The chalky limestone soil, and caves below, probably contributes to the Champagne’s great taste.
Although other French wine-producing regions claim to have made sparkling wine earlier, this area was the first place to produce it in significant quantities.
Large and spectacular caves can be visited under the cities of Reims, Epernay, Aÿ and Châlons-en-Champagne, as well as in many towns and villages of La Champagne.
The area of Champagne production was established by law in1927.
The production area, known as ‘la Champagne’, is spread over 312 villages.
It consists of the entire Region of Champagne-Ardennes plus the departement of Yonne [in Burgundy, to the south],
Picardie, to the west], Seine-et-Marne [in
île-de-France, to the west, south of Picardie], and Meuse [in Lorraine, to the east].
This area only comprises about 2.5% of all French vineyards. La Champagne’s vineyards are cultivated alongside chalky hills.
These hills are the remnants of a build-up of maritime sediments that date back some 200 million years.
The deep chalky subsoil stores the sun’s heat and reflects warmth into the vine roots.
It assures perfect drainage and preserves humidity in the soil.
The soil supplies mineral elements to the vines, giving Champagne wines unique characteristics and finesse not found anywhere else.
Three grapes varieties are exclusively grown: Pinot Noir, Meunier and Chardonnay.
Champagne styles include pink, (from white grapes to which a red wine is added for color prior to bottling), Blanc de Blancs (from the Chardonnay grape), Blank de Noirs (from Pinot Noir or Pinot-Meunier).
A vintage champagne, consisting 100% of grapes from the same year, has an exceptionally rich texture and full body.
A vintage champagne cannot be marketed for 3 years.
It should be drunk with an exceptional meal.
Non-vintage champagne is not made from grapes of the same vintage or year.
It cannot be marketed for 1 year subsequent to Jan 1.
A Benadictine Monk, named Dom Perignon, supposedly created the Methode Champenoise.
The process, of making this very special sparkling wine, was probably discovered by accident sometime in the early 18th century near the Abby of Saint Pierre. Another fine champagne, named after a Benadictine Monk, is Ruinart.
Other prestige brands include:
Bollinger, Piper Krug, Moet & Chandon, Mumm, Piper Heidsieck, Taittinger and Veuve Cliquot-Ponsardin.
Please see our
wine and champagne page.

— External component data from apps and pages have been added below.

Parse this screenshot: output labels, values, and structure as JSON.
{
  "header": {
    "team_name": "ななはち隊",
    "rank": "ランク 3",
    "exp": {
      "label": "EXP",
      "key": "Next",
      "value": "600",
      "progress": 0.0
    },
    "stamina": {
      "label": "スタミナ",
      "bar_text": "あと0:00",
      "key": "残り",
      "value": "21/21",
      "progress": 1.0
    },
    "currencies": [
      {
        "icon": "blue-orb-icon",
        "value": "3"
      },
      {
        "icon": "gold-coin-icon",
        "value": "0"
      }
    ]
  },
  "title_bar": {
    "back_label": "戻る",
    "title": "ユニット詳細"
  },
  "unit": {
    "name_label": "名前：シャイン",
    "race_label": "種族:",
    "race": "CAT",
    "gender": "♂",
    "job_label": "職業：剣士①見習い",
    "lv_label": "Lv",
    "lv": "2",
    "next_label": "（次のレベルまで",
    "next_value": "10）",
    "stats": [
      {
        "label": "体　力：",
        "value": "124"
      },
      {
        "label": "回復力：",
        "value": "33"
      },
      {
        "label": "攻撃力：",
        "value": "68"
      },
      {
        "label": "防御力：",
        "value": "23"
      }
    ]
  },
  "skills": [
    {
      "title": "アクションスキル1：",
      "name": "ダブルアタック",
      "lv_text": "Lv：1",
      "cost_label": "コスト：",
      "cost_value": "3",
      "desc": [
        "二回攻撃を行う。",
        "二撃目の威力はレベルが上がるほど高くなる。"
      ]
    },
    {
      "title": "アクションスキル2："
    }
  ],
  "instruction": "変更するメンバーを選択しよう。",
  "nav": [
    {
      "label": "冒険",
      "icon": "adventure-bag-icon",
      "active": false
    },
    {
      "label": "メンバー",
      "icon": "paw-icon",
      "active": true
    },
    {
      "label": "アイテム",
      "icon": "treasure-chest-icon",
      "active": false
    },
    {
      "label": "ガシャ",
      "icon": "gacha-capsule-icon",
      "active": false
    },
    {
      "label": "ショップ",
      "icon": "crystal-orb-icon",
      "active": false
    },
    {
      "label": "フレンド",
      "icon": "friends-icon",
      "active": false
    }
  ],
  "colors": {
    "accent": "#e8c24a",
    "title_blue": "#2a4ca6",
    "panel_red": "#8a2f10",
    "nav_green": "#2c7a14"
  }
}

- The Cheese
The region serves such hearty dishes as andouillette Troyes [a tripe sausage] and potée champenoise.
The later is a pôte-au-feu consisting of smoked ham, from the Ardennes, cabbage and sausage.

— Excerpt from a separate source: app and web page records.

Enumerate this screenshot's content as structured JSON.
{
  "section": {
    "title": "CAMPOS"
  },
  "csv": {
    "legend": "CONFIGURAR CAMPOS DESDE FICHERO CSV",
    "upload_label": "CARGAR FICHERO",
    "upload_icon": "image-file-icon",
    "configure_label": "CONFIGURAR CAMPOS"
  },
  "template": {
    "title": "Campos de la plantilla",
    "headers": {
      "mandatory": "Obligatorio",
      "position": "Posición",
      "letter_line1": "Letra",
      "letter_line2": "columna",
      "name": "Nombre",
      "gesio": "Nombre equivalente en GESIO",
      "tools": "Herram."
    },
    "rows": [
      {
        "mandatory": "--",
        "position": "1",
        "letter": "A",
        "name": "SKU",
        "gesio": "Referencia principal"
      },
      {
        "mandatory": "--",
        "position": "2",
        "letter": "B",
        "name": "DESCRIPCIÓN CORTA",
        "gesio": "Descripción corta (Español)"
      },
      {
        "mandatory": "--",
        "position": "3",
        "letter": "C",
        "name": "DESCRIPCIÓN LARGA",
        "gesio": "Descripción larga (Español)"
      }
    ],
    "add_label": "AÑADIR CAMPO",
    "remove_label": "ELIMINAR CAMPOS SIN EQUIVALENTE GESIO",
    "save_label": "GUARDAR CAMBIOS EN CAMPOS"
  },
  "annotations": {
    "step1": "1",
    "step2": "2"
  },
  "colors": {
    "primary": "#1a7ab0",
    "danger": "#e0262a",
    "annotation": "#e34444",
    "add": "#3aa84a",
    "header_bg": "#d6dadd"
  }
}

The region is abundant in wild game, which lends to many specialty dishes.
Local ingredients also contribute to many fish and seafood dishes.
The Economic Activity of Champagne-Ardennes
The Agriculture & Industry
Champagne’s soil is mainly chalk, and the region’s topography is principally that of a plateau.
The region is known for sheep raising,
wool manufacturing and cheese.
But, it is best known for Champagne, and other wines, which constitutes the region’s main industry.